It is a trivial statistical problem to equate the two sets of scores in terms of the desired outcome—if such is desired. Analysis may show that identical scores result in identical graduation rates for the two groups. In such a case, it would make little sense to use different (entrance) scores for the two populations—in terms of scientific prediction. It may make a lot of sense to use different scores in terms of political pandering/posturing.

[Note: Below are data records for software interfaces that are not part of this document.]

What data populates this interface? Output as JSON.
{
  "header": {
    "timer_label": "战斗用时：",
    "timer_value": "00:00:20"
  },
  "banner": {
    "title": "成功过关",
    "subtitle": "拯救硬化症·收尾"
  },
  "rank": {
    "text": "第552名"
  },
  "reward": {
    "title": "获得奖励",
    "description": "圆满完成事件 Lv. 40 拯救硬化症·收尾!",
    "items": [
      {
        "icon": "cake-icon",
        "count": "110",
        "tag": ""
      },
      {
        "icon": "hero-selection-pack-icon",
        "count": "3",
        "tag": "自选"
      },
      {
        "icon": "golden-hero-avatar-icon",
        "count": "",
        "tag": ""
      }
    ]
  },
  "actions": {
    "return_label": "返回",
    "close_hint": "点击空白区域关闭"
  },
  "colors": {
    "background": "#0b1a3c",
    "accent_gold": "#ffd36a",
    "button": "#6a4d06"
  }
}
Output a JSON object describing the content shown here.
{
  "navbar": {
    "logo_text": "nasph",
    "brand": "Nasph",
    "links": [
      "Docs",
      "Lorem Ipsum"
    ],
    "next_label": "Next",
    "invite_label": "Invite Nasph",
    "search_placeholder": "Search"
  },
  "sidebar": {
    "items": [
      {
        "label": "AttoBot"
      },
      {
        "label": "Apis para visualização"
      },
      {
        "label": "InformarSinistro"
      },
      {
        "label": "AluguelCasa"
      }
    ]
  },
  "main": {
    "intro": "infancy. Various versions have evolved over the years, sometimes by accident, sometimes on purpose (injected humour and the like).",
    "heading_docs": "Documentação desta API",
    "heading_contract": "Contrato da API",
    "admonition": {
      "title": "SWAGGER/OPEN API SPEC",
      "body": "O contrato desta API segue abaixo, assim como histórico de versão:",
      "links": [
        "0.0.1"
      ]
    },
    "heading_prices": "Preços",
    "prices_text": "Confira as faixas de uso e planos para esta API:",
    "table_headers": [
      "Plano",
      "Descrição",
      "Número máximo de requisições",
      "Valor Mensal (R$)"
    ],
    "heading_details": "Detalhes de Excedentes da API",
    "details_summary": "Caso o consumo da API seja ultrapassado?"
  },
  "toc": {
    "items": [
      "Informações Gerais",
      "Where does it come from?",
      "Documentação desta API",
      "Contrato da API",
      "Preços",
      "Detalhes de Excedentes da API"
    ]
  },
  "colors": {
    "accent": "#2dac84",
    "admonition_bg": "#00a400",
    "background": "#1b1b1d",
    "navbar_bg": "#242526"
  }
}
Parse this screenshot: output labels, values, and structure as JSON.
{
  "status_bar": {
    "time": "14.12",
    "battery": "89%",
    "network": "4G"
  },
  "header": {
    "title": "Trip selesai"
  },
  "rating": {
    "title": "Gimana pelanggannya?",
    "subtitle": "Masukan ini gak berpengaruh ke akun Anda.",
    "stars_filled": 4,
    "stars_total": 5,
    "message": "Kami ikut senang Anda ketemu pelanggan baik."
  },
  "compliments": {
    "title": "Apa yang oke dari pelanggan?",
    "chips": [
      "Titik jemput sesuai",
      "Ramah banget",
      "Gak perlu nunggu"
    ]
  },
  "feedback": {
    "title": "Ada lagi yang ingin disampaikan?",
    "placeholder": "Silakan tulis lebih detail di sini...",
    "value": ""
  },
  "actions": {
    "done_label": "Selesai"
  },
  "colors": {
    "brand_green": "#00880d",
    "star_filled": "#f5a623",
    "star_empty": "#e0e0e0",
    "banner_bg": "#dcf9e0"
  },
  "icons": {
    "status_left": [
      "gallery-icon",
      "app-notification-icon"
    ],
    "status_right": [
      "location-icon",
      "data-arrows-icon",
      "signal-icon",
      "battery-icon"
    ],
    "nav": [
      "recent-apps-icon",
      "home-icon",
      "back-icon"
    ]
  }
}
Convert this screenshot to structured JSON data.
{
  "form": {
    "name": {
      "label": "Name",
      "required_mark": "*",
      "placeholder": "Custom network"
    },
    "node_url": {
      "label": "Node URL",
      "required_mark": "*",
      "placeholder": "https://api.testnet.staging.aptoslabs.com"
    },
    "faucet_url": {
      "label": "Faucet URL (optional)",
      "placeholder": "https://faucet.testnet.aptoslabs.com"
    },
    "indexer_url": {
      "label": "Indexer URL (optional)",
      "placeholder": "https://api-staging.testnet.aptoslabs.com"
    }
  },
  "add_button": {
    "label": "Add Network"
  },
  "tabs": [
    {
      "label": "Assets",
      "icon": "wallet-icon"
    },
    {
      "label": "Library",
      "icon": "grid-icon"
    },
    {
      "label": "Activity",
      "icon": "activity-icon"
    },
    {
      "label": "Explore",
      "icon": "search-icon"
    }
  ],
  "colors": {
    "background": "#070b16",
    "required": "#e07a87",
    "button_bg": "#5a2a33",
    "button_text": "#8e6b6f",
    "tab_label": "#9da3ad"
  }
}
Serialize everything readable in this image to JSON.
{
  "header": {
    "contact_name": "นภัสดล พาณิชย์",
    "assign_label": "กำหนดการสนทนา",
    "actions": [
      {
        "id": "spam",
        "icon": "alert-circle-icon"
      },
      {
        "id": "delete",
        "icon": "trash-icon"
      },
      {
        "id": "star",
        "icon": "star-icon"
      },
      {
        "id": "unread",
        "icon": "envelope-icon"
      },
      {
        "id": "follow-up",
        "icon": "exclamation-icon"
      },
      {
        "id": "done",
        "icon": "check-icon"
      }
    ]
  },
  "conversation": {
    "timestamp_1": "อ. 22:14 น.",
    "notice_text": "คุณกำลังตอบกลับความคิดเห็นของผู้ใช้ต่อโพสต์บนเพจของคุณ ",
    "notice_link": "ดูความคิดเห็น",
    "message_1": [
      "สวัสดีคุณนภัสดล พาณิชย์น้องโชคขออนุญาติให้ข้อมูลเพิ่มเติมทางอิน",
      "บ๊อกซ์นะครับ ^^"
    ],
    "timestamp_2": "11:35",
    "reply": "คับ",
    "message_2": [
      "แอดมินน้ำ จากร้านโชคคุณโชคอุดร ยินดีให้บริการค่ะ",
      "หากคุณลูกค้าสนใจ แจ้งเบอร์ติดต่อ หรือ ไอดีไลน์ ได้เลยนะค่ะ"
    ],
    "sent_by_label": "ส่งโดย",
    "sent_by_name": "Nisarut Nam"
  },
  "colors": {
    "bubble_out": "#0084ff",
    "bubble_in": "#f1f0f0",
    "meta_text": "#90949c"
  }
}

As previously stated, it may well make much sense to require different scores for blacks and whites (indeed, for MANY groups, e.g. males/females) from a strictly scientific approach to the problem. Unfortunately, such is not the usual procedure; efficiency, fairness, and effectiveness are generally NOT the goals. As each group curries favor with the (political) powers that be, an effort is made to appease, placate, and pander to that group, and the cut-off scores for that group are set by “negotiation”. Such a method does not lend itself to scientific inquiry, but it does garner votes. Like many methods of obtaining votes, it is often not only nonsense, but it is often counter productive. Allowing students to enter a college where they have no chance of success not only wastes their time and money and prevents them from entering a path where they WOULD be successful, but it usurps resources that could be used for other students that would graduate. Placing such people in employment positions where they cannot succeed could be considered brutal—even if they are not fired. As a matter of fact, I suggest it is crueler to leave them in the positions to experience failure day after day than it would be to release them.
Unfortunately, our leaders elect to use political criteria to make decisions instead of scientific criteria. They make decisions on the basis of feelings, emotions, and “political reality” rather than facts and logic.
On the other hand, perhaps this decision-making process is not based upon ignorance. Perhaps the process is reasonable and sensible when one considers the original question:
Which is: “What is the goal?”
The behavior of the politicos is quite rational, logical, and appropriate if their goal is for them to stay in power at any expense—including harming the very people they profess to assist. If our leaders decry “racism” while they practice it, it must be realized that they answer to a higher calling. They are not subject to the laws they pass that the rest of us must follow.